The News Gazette is reporting that an adjunct college professor was let go from his position because he was espousing beliefs of the Catholic Church. The course he was teaching was actually...Catholicism 101. One student labeled it "hate speech" and the school responded the way liberal nutjob academics always do -they hyperventilate, send lots of emails, and do the stupidest most politically correct anti-Christian thing imaginable. And then tell their therapist they'd had a stressful week.
The story by the News Gazette is a very good one. Check it out here:
An adjunct professor who taught courses on Catholicism at the University of Illinois has lost his teaching job there, and he claims it is a violation of his academic freedom.You've got to read the rest. The school essentially wants to put a warning label on the class that the class on Catholicism doesn't reflect the school's thinking.
Kenneth Howell was told after the spring semester ended that he would no longer be teaching in the UI's Department of Religion.

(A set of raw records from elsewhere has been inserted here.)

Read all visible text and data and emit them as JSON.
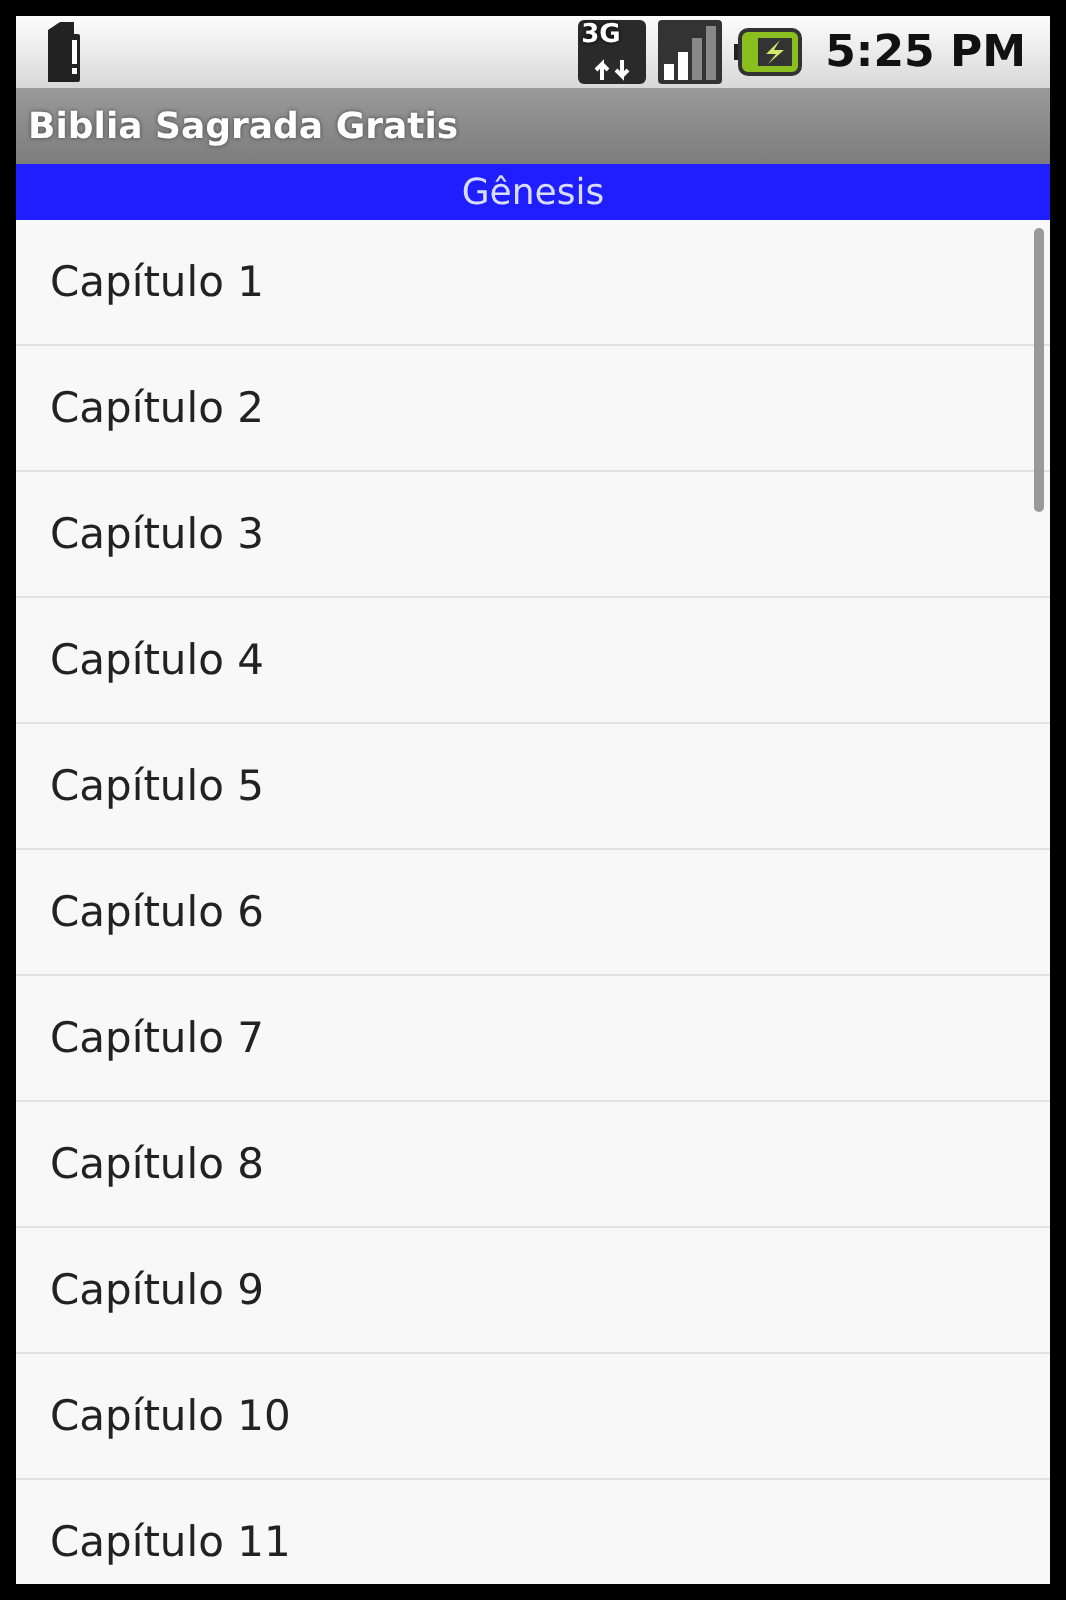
{
  "status_bar": {
    "network_label": "3G",
    "time": "5:25 PM"
  },
  "window": {
    "title": "Biblia Sagrada Gratis"
  },
  "book_header": {
    "title": "Gênesis"
  },
  "chapters": [
    {
      "label": "Capítulo 1"
    },
    {
      "label": "Capítulo 2"
    },
    {
      "label": "Capítulo 3"
    },
    {
      "label": "Capítulo 4"
    },
    {
      "label": "Capítulo 5"
    },
    {
      "label": "Capítulo 6"
    },
    {
      "label": "Capítulo 7"
    },
    {
      "label": "Capítulo 8"
    },
    {
      "label": "Capítulo 9"
    },
    {
      "label": "Capítulo 10"
    },
    {
      "label": "Capítulo 11"
    }
  ]
}
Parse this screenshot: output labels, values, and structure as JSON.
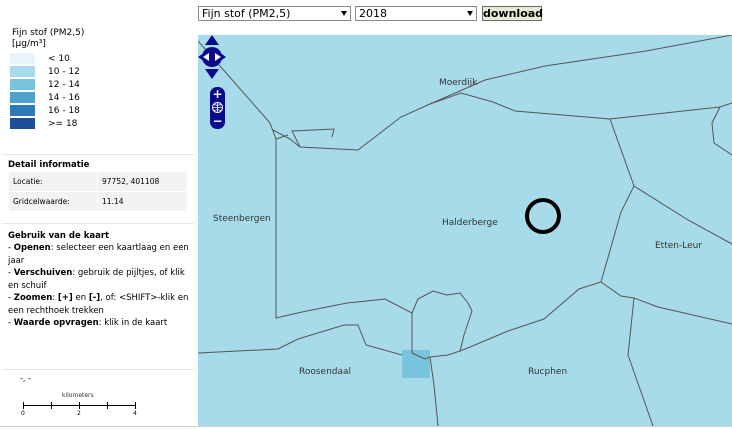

The decision came after a student complained about a discussion of homosexuality in the class in which Howell taught that the Catholic Church believes homosexual acts are morally wrong.
Howell has been an adjunct lecturer in the department for nine years, during which he taught two courses, Introduction to Catholicism and Modern Catholic Thought. He was also director of the Institute of Catholic Thought, part of St. John's Catholic Newman Center on campus and the Catholic Diocese of Peoria. Funding for his salary came from the Institute of Catholic Thought.
One of his lectures in the introductory class on Catholicism focuses on the application of natural law theory to a social issue. In early May, Howell wrote a lengthy e-mail to his students, in preparation for an exam, in which he discusses how the theory of utilitarianism and natural law theory would judge the morality of homosexual acts.
"Natural Moral Law says that Morality must be a response to REALITY," he wrote in the e-mail, obtained by The News-Gazette. "In other words, sexual acts are only appropriate for people who are complementary, not the same."
He went on to write there has been a disassociation of sexual activity from morality and procreation, in contradiction of Natural Moral Theory.
The student complaint came in a May 13 e-mail to Robert McKim, head of the religion department. The author of the e-mail said he was writing on behalf of a friend – a student in Howell's class, who wanted to remain anonymous. The e-mail complained about Howell's statements about homosexuality, which the student called "hate speech."
"Teaching a student about the tenets of a religion is one thing," the student wrote in the e-mail. "Declaring that homosexual acts violate the natural laws of man is another. The courses at this institution should be geared to contribute to the public discourse and promote independent thought; not limit one's worldview and ostracize people of a certain sexual orientation."
Howell said he was presenting the idea that the Catholic moral teachings are based on natural moral law, and the Catholic understanding of what that means.
"My responsibility on teaching a class on Catholicism is to teach what the Catholic Church teaches," Howell said. "I have always made it very, very clear to my students they are never required to believe what I'm teaching and they'll never be judged on that."
He also said he's open with students about his own beliefs.
"I tell my students I am a practicing Catholic, so I believe the things I'm teaching," he said. "It's not a violation of academic freedom to advocate a position, if one does it as an appeal on rational grounds and it's pertinent to the subject."
I'll give you some choice quotes though:
Kaler declined to comment on the specifics of a personnel matter. She said adjunct lecturers are hired on a semester-by-semester basis, and they have no expectation that their employment will last longer than that semester.
Kaler also said the UI is "absolutely committed to teaching the theory of Catholicism, but it's up to the department as to who teaches a class."
The religion department's website says Howell was recognized for excellent teaching in the spring and fall semesters of 2008 and 2009.
In a series of e-mail exchanges between McKim and UI administrators about how to proceed regarding Howell's teaching and his appointment as an adjunct professor, McKim states he will send a note to Howell's students and others who were forwarded his e-mail to students, "disassociating our department, College, and university from the view expressed therein.
In another e-mail, Ann Mester, associate dean for the College of Liberal Arts and Sciences, wrote that she believes "the e-mails sent by Dr. Howell violate university standards of inclusivity, which would then entitle us to have him discontinue his teaching arrangement with us."
Howell said he and McKim have deep disagreements over religious matters, and his job loss was the result of "just a very, very deep disagreement about the nature of what should be taught and what should not be taught.
In his e-mail to students, Howell wrote: "All I ask as your teacher is that you approach these questions as a thinking adult. That implies questioning what you have heard around you. Unless you have done extensive research into homosexuality and are cognizant of the history of moral thought, you are not ready to make judgments about moral truth in this matter. All I encourage is to make informed decisions."
Howell was ordained as a Presbyterian minister in 1978. In 1996, he converted to the Catholic faith. He came to the UI in 1998 to teach at the Newman Center.You know, political correctness and anti-Christianity are beginning to seem pretty similar, aren't they?
HT Culture War Notes